Of course, there is much more to the whole sea-level issue than measurement, though it is central. The basic argument behind the scare is that the world is getting warmer and that a warmer sea will expand in volume. In addition, a warmer world will lead to more glacier-melting, and more ice-loss from Greenland and Antarctica. So the oceans must rise. The IPCC says that It is virtually certain that global mean sea level rise will continue for many centuries beyond 2100, with the amount of rise dependent on future emissions. I would agree with the tendency of the first part of that sentence, since all the evidence suggests that the seas have been rising slowly for a long time.
I would not agree that greenhouse gas emissions have a lot to do with it, for the data don’t really support the IPCC position. Coral islands are growing in size, not sinking. Bangladesh is adding land every year as the Irrawaddy creates more islands. The Antarctic remains stubbornly and solidly frozen, and recent winter sea-ice extents there have been enormous (last winter’s was around 20 million square kilometres, about two and a half times the area of Australia). Greenland gets a lot of snow — much more than the Antarctic — and while it is losing some ice at the side it is gaining it on top. I wrote about the astonishing depth at which some Second World War aeroplanes were discovered years after they had landed on the ice (83 metres in 44 years). There are few instrumented glaciers; some are retreating while others are advancing. In any case, the amount of sea-level increase that could be attributed to glaciers is very small. Nonetheless, those who feel that the IPCC is right have done their best to try to show that the increases are going to come. It is an article of faith for them. I am unpersuaded by the results.
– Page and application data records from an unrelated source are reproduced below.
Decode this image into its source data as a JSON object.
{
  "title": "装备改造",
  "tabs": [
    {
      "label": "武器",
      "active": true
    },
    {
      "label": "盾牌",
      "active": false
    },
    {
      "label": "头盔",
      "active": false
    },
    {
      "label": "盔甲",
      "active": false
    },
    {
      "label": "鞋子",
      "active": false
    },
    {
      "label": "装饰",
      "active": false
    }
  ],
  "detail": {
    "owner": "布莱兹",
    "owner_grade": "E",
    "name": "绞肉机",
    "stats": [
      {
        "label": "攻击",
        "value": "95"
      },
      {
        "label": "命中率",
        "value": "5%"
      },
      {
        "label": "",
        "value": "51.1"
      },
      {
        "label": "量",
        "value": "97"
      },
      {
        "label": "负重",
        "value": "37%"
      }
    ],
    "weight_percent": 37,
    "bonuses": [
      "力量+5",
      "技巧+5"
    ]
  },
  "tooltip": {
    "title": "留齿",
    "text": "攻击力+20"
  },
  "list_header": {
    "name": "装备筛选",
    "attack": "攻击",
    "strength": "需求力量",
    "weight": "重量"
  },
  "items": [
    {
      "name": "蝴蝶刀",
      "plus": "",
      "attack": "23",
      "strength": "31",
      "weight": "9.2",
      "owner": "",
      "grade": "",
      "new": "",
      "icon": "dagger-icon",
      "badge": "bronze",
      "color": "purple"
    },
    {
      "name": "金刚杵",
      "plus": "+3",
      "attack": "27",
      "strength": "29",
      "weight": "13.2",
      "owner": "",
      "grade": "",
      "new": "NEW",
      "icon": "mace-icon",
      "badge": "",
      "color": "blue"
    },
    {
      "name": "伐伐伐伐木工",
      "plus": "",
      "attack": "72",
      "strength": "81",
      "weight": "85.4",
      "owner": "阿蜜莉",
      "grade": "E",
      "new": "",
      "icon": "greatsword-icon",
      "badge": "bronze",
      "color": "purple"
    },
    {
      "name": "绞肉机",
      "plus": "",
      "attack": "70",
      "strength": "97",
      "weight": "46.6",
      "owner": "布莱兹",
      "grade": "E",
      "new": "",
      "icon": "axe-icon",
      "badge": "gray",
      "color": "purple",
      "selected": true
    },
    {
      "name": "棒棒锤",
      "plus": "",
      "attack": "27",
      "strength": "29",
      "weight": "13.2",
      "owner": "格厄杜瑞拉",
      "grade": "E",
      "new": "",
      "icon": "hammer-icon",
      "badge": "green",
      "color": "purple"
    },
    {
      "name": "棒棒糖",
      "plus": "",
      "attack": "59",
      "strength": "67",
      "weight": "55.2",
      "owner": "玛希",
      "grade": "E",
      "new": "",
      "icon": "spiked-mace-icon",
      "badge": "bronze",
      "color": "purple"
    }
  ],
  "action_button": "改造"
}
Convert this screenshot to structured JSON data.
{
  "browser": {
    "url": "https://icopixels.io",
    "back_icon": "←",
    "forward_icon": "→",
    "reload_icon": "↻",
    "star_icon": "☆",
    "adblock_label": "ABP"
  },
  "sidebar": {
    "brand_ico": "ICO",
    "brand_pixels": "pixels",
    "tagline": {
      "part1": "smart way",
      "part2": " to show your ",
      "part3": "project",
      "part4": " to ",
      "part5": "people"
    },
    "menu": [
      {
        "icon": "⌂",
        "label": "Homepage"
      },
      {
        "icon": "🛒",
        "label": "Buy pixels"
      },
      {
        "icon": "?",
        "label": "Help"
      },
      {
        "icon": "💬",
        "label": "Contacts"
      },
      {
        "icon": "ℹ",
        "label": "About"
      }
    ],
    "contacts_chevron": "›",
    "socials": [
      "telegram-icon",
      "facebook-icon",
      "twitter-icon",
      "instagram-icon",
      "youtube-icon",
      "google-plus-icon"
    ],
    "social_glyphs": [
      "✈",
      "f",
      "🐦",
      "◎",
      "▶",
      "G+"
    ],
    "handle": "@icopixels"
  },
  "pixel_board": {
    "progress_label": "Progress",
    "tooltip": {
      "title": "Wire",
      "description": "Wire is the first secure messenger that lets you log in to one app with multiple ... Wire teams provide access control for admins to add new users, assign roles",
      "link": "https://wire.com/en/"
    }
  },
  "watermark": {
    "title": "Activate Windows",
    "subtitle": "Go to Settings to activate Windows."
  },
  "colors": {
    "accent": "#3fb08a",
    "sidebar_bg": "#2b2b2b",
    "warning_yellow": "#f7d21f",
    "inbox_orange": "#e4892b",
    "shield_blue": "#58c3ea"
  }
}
If the world were indeed warming at at the rate at which the IPCC said it would, then there might be something it it. But even with the current el Nino there has been, in the new century, nothing like the warming of the 1975-1998 period, while of course el Ninos are not caused by greenhouse gas emissions. The whole picture of a world heading to a watery grave rests on the assumptions that CO2 is the control knob of global temperature. If CO2 goes up, temperature must. But as we have seen in earlier posts in this section, it is not at all clear that CO2 is the control knob. Not only that, the relationship between CO2 and temperature is not linear but logarithmic, which means that most of the increase in temperature due to this cause has already occurred.
Further reading: I have written a dozen posts on sea levels and you can get to them by using the magnifying glass icon at the top right of the website page and typing in ‘sea levels’. I greatly appreciate the work of Dr Tony Brown on historic sea-level measurements, and you can read his work there and on related matters by going to the Climate etc website and searching for him. Warning: if you look for ‘rising sea levels’ on the Internet you’ll get about 14 million hits.
Next: How useful are climate models?
Footnote: A useful collection of essays on this subject can be found on Judith Curry’s website, here.